If the S ever hits the fan, obviously cleaning house is not going to be your immediate concern, survival is. However, for continued comfort and health it is something that will need to be taken care of. How can you keep your house and family clean in a worst case scenario?
If your house has wall to wall carpeting and there’s no power, it’s mighty hard to vacuum with no electricity. Using a generator can be loud, it will call attention to yourself, and it can be a waste of resources. Instead, try sweeping the carpet with a broom. A rubber bristle broom such as the Bissell ARRGH Pet Hair Broom should work or use a carpet sweeper, such at the Bissell Swift Sweep Sweeper. Both will work well on carpet to clean up surface dirt and pet hair. To neutralize odors from pets, accidents, and spills, use baking soda. Sprinkle liberally over the carpet and let it set overnight or as long as possible, then sweep up with your sweeper. As a word of caution, damp baking soda may be hard to remove from carpet fibers so if you live in a humid climate, you may want to mist your carpets with vinegar instead of using baking soda.

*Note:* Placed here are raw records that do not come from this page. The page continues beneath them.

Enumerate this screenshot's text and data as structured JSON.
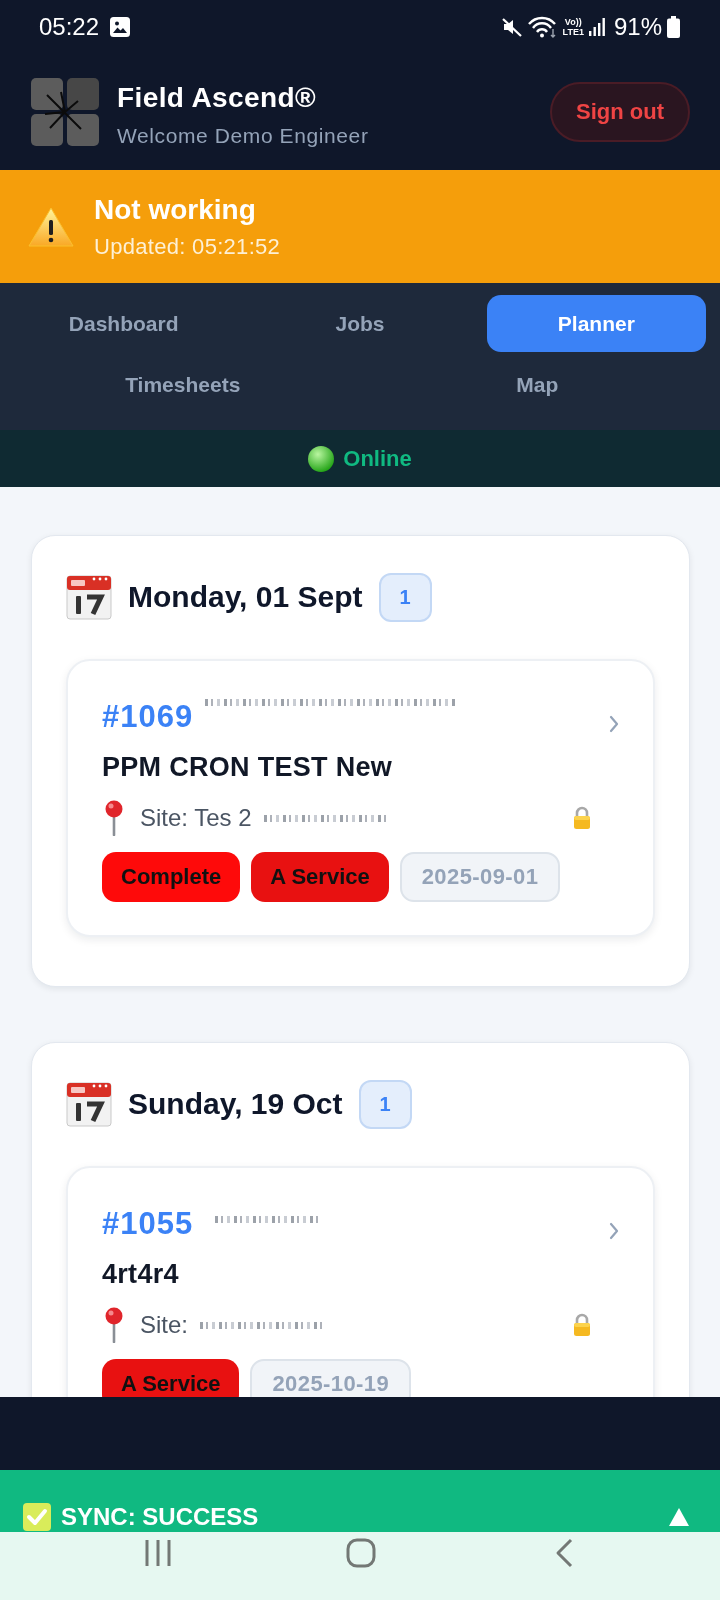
{
  "status_bar": {
    "time": "05:22",
    "network_top": "Vo))",
    "network_bottom": "LTE1",
    "battery": "91%"
  },
  "header": {
    "title": "Field Ascend®",
    "subtitle": "Welcome Demo Engineer",
    "sign_out": "Sign out"
  },
  "alert": {
    "title": "Not working",
    "updated": "Updated: 05:21:52"
  },
  "nav": {
    "tabs": [
      {
        "label": "Dashboard",
        "selected": false
      },
      {
        "label": "Jobs",
        "selected": false
      },
      {
        "label": "Planner",
        "selected": true
      },
      {
        "label": "Timesheets",
        "selected": false
      },
      {
        "label": "Map",
        "selected": false
      }
    ]
  },
  "connection": {
    "label": "Online",
    "online": true
  },
  "days": [
    {
      "date": "Monday, 01 Sept",
      "count": "1",
      "jobs": [
        {
          "number": "#1069",
          "customer_blurred": true,
          "title": "PPM CRON TEST New",
          "site": "Site: Tes 2",
          "address_blurred": true,
          "locked": true,
          "tags": [
            {
              "kind": "status",
              "label": "Complete",
              "color": "#fe0a0a"
            },
            {
              "kind": "service",
              "label": "A Service",
              "color": "#e81111"
            },
            {
              "kind": "date",
              "label": "2025-09-01"
            }
          ]
        }
      ]
    },
    {
      "date": "Sunday, 19 Oct",
      "count": "1",
      "jobs": [
        {
          "number": "#1055",
          "customer_blurred": true,
          "title": "4rt4r4",
          "site": "Site:",
          "address_blurred": true,
          "locked": true,
          "tags": [
            {
              "kind": "service",
              "label": "A Service",
              "color": "#e81111"
            },
            {
              "kind": "date",
              "label": "2025-10-19"
            }
          ]
        }
      ]
    }
  ],
  "sync": {
    "label": "SYNC: SUCCESS"
  }
}
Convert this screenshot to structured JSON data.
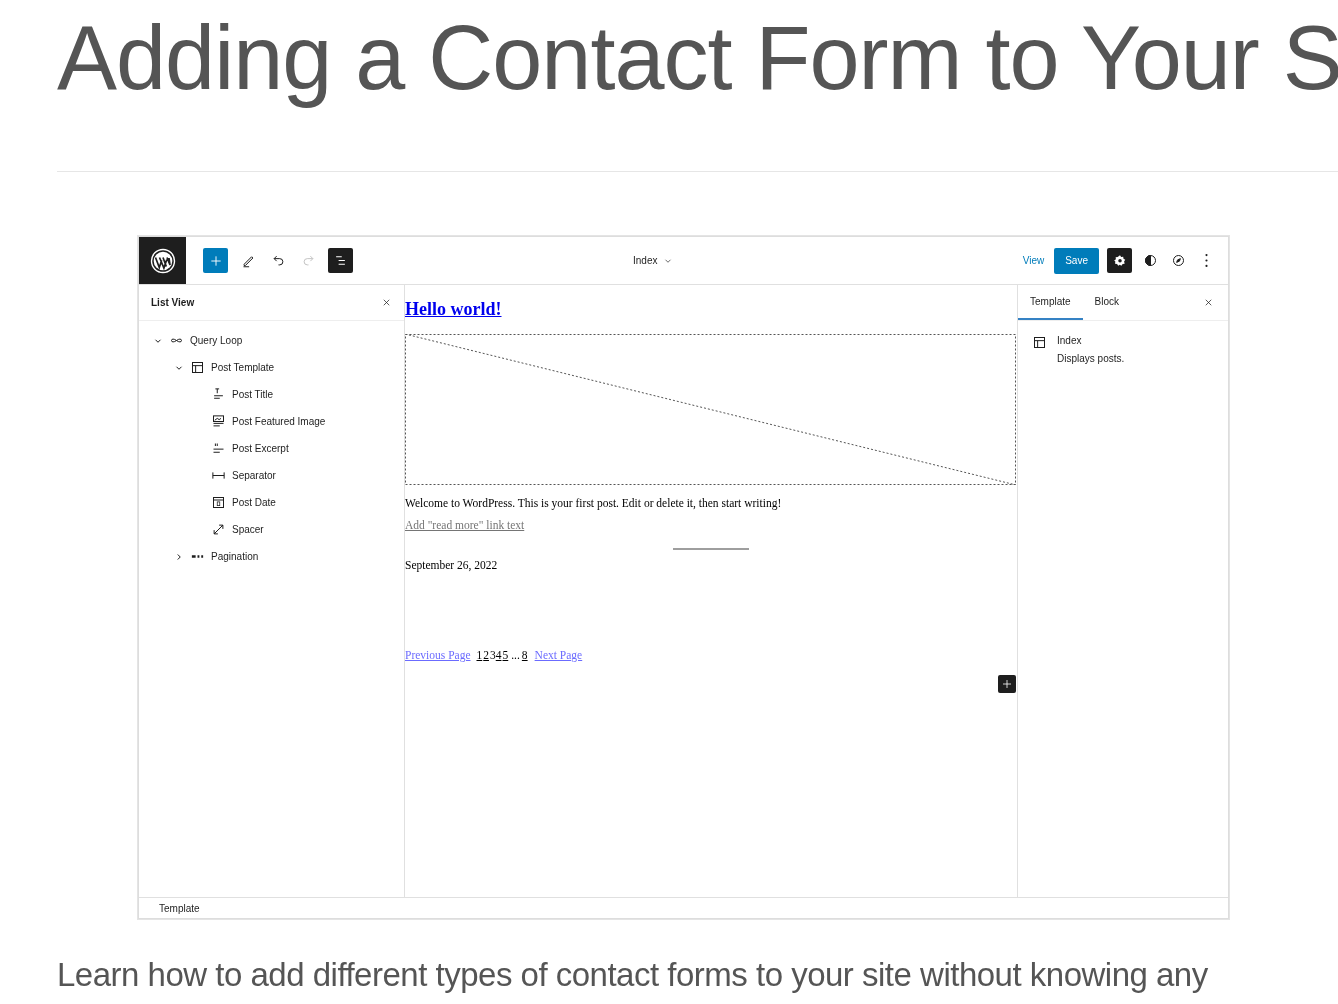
{
  "article": {
    "title": "Adding a Contact Form to Your S",
    "lede": "Learn how to add different types of contact forms to your site without knowing any"
  },
  "editor": {
    "toolbar": {
      "template_name": "Index",
      "view": "View",
      "save": "Save",
      "redo_disabled": true,
      "list_view_on": true,
      "settings_on": true
    },
    "list_view": {
      "title": "List View",
      "tree": [
        {
          "label": "Query Loop",
          "kind": "loop",
          "expanded": true,
          "children": [
            {
              "label": "Post Template",
              "kind": "template",
              "expanded": true,
              "children": [
                {
                  "label": "Post Title",
                  "kind": "title"
                },
                {
                  "label": "Post Featured Image",
                  "kind": "image"
                },
                {
                  "label": "Post Excerpt",
                  "kind": "excerpt"
                },
                {
                  "label": "Separator",
                  "kind": "separator"
                },
                {
                  "label": "Post Date",
                  "kind": "date"
                },
                {
                  "label": "Spacer",
                  "kind": "spacer"
                }
              ]
            },
            {
              "label": "Pagination",
              "kind": "pagination",
              "expanded": false
            }
          ]
        }
      ]
    },
    "canvas": {
      "post_title": "Hello world!",
      "excerpt": "Welcome to WordPress. This is your first post. Edit or delete it, then start writing!",
      "read_more": "Add \"read more\" link text",
      "date": "September 26, 2022",
      "pagination": {
        "previous": "Previous Page",
        "next": "Next Page",
        "pages": [
          {
            "label": "1",
            "kind": "link"
          },
          {
            "label": "2",
            "kind": "link"
          },
          {
            "label": "3",
            "kind": "current"
          },
          {
            "label": "4",
            "kind": "link"
          },
          {
            "label": "5",
            "kind": "link"
          },
          {
            "label": "...",
            "kind": "dots"
          },
          {
            "label": "8",
            "kind": "link"
          }
        ]
      }
    },
    "sidebar": {
      "tabs": [
        {
          "label": "Template",
          "selected": true
        },
        {
          "label": "Block",
          "selected": false
        }
      ],
      "template": {
        "name": "Index",
        "description": "Displays posts."
      }
    },
    "footer": "Template"
  }
}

For area rugs, bathroom rugs, or kitchen rugs take them outside and hang them over a sturdy clothes line or from a tree. Beat them with a tennis racket, baseball bat, or even a sturdy piece of wood. Be sure to have a cloth over your mouth and nose to avoid breathing in any of the dust and dirt you are trying to get out of the rugs. Again, to remove smells you can sprinkle on baking soda or spray with vinegar. Both are great at neutralizing acid based odors. By the way, this is also a great exercise and a great way to relieve some stress. If you let your kids do it, they get to burn some excess energy as well.
Bedding, and Curtains:

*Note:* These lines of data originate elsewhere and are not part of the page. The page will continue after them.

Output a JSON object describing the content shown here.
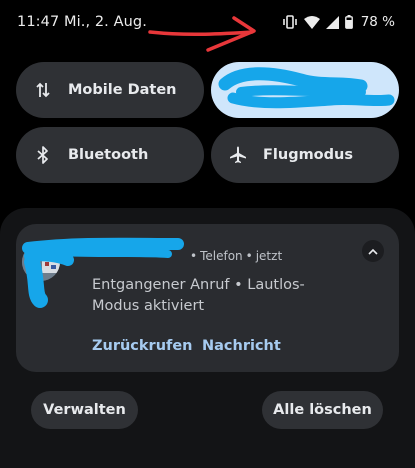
{
  "status_bar": {
    "time_date": "11:47 Mi., 2. Aug.",
    "battery_percent": "78 %",
    "icons": [
      "vibrate-icon",
      "wifi-icon",
      "cell-signal-icon",
      "battery-icon"
    ]
  },
  "quick_tiles": [
    {
      "label": "Mobile Daten",
      "icon": "mobile-data-arrows-icon",
      "active": false
    },
    {
      "label": "",
      "icon": "wifi-icon",
      "active": true,
      "redacted": true
    },
    {
      "label": "Bluetooth",
      "icon": "bluetooth-icon",
      "active": false
    },
    {
      "label": "Flugmodus",
      "icon": "airplane-icon",
      "active": false
    }
  ],
  "notification": {
    "app": "Telefon",
    "time": "jetzt",
    "separator": "•",
    "text": "Entgangener Anruf • Lautlos-Modus aktiviert",
    "actions": [
      "Zurückrufen",
      "Nachricht"
    ]
  },
  "footer": {
    "manage_label": "Verwalten",
    "clear_all_label": "Alle löschen"
  },
  "colors": {
    "background": "#000000",
    "tile": "#2f3135",
    "tile_active": "#cfe6fb",
    "card": "#2a2c30",
    "accent_text": "#a6cbf0",
    "annotation_red": "#e8373a",
    "redaction_blue": "#16a6ea"
  }
}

Sheets and curtains can be washed the same way but won’t go through a wringer very well. But this is a great way to get the kids to help. Let them twist the sheets to get as much water out as possible. Of course getting them to keep them out of the mud could prove to be an exercise in patience all of it’s own. If it’s warm and dry outside, hang your clothes to dry. If it’s cold and/or rainy, use drying racks or shower curtain rods.
Of course, keeping clothes clean in the first place helps cut down on laundry. There’s a reason why aprons and pinafores were so popular in days gone by! Use an apron to cover your clothes while cooking and cleaning. It’s easier to wash an apron that an entire outfit. Have a set of clothes for inside that can be worn a few times before being washed and a set of coveralls for outside work.
Washing dishes would be similar to washing your clothes. Fill one bucket or side of the sink about half full with very warm water and let the dishes soak a bit, wash, then rinse. A bit of vinegar in your rinse water will cut down on soap suds for both clothes and dishes.
These are just a few suggestions. Of course, trying to do them for the first time in an emergency could prove to be very frustrating. Practice these things before an emergency, and you will be more prepared to handle them when things aren’t going so well.
Guest post by Kimber.